Mayday PAC Leadership: Not Alone but in Overlap with Other Political Corporations
The Mayday Super PAC, which has asked for big money donations in the name of stopping big money donations (“embrace the irony”), has marketed itself as something new and innovative, right down to the use of hipster indie millenial movement phrases like “kickstart” and “leap” and “change the story.” Given the vocabulary of Mayday PAC’s promotional material, you certainly could be forgiven for thinking it was a non-profit startup working from scratch. It turns out that you’d be wrong.
The following are the named leadership staff of the Mayday Super PAC:
|Lawrence||Lessig||Board Member and Founder|
|Mark||McKinnon||Board Member and Founder|
Now look at the leadership board of United Republic, another political corporation that solicits big donations and that seeks through its Represent.us webpage to run campaigns that “pressure politicians at every level of government who fail to support the standards of the Anti-Corruption Act: make corruption a ballot-box issue”:
|Theodore||Roosevelt IV||Board Member|
Ready for another political corporation? Look at the named leaders of Fund for the Republic, which through an arm called Action for the Republic plans to spend money in campaigns against certain congressional candidates in the 2014 election:
|Kahlil||Byrd||Chief Investment Officer|
|Gerad||Teague||Development Research Manager|
|Shirley Hamilton||Hartman||Director of Development|
|Cory||Hodson||Fundraising and Development Intern|
Phew! I know, there are a lot of names here. We’re almost done. Take a look at one more political corporation: Run for America. Here’s what Run for America plans to do in 2016:
“Run for America is a post-partisan initiative designed to fix our dysfunctional politics by strategically supporting a new generation of highly talented leaders, innovators, social change agents, entrepreneurs, and outside the box thinkers for public office.
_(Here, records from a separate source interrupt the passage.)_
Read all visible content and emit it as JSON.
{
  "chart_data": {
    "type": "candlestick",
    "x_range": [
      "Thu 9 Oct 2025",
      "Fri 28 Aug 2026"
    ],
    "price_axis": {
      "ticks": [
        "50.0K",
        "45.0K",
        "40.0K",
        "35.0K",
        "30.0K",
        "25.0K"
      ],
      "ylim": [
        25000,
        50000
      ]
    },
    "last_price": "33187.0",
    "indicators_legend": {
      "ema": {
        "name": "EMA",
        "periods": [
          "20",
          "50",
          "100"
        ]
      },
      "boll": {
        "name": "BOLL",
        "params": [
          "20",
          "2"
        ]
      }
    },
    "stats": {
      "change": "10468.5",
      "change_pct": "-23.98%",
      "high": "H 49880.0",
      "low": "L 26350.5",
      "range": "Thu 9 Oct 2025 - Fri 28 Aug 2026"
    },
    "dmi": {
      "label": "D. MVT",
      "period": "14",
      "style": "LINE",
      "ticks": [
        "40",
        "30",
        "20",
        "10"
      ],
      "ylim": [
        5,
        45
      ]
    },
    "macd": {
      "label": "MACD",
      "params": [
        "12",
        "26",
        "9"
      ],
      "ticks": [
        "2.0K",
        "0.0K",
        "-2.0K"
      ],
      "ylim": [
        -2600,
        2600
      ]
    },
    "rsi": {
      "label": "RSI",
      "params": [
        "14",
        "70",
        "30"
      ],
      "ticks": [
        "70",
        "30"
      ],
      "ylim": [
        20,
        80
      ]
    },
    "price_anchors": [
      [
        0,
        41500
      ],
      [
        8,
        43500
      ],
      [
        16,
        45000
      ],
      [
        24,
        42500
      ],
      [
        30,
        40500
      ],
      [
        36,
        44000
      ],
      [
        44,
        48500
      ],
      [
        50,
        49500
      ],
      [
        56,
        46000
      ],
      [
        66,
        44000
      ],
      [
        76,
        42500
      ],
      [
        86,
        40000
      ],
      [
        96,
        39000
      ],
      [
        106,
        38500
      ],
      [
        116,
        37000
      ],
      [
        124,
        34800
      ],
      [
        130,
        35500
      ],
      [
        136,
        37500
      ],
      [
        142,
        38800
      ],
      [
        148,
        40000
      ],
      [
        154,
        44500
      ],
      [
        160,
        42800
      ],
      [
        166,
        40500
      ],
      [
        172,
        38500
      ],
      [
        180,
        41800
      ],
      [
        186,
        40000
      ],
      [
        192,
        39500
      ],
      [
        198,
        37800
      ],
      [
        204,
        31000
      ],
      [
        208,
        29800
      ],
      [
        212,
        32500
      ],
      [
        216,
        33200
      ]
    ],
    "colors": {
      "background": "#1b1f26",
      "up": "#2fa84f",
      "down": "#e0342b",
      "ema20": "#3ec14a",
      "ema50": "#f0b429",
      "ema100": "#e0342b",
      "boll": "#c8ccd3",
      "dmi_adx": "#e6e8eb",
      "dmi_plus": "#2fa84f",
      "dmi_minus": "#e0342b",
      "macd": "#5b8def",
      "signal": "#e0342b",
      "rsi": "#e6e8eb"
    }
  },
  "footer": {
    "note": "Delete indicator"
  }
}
These leaders are driven not by political self-preservation, party loyalty, or serving special interests, but by a desire to solve big problems, will in turn will offer a new approach to politics and be able to lead us into an era of problem-solving, common sense, less polarized politics. To this end, Run for America will recruit, support, and elect 10-20 candidates for U.S. House races in the 2016 election. Our group of candidates will be highly diverse, and “look like America,” at least 50% of our candidates will be women. Once elected to office, theseMembers of Congress will be the loudest voices pushing to address the key challenges facing our country and our political system. “
Sound familiar? The ostensible goal may be different (polarized politics and party loyalty instead of campaign finance), but the strategy is the same: pick some candidates and elect them to Congress. Here are the named leaders of Run for America:
Now, there sure are a lot of names in the leadership lists of these four political corporations: 76 names, as a matter of fact. But there are very few of these names that appear in the leadership roster of more than one of these groups. All but six of these leaders are in the leadership of just one or two of the four political corporations. Nick Penniman is in the leadership of two of these groups: Fund for the Republic and United Republic. Norm Ornstein of the American Enterprise Institute is also in the leadership of two groups: Run for America and United Republic. The remaining four individuals are each in the leadership of three out of four political corporations:
|Kahlil Byrd||Mayday PAC, Run for America, Fund for theRepublic|
|Lawrence Lessig||Mayday PAC, Fund for the Republic, United Republic|
|Mark McKinnon||Mayday PAC, Fund for the Republic, United Republic|
|Trevor Potter||Mayday PAC, Run for America, Fund for the Republic|
Each one of those four most central men is in the leadership of the Mayday PAC. Three of the four of them make a ruling majority of the Mayday PAC board.
The Mayday Super PAC is not exactly lying to the American public about its embededness in DC political corporate circles. But this fact is obscured by the Mayday PAC website, an exhaustive search of which reveals only one tangential note to the effect that just one of these leaders — Kahlil Byrd — is a leader of just one of these other political corporations — Fund for the Republic. The Mayday PAC website does not reveal any of the other existing core leadership overlaps. Why is that?
It has been noted by scholars of administration that overlaps in corporate leadership are a product and predictor of coordinated activity. One of the objections of campaign finance reformers is that too many groups are attempting to appear independent but are actually spending money in coordinated fashion toward shared political goals and excluding non-moneyed players in the process. Is this another “irony” that we should “embrace”?
To be clear, the existence of a small central core spanning these four groups is not proof that the corporations are working in coordinated fashion with one another putting forth independent faces to the public. On the other hand, the probability that these leadership overlaps occured by sheer chance is phenomenally small. The Mayday Super PAC does not stand alone. It is also part of a system. In the spirit of political transparency, those who have been asked to give money to the Super PAC should be told.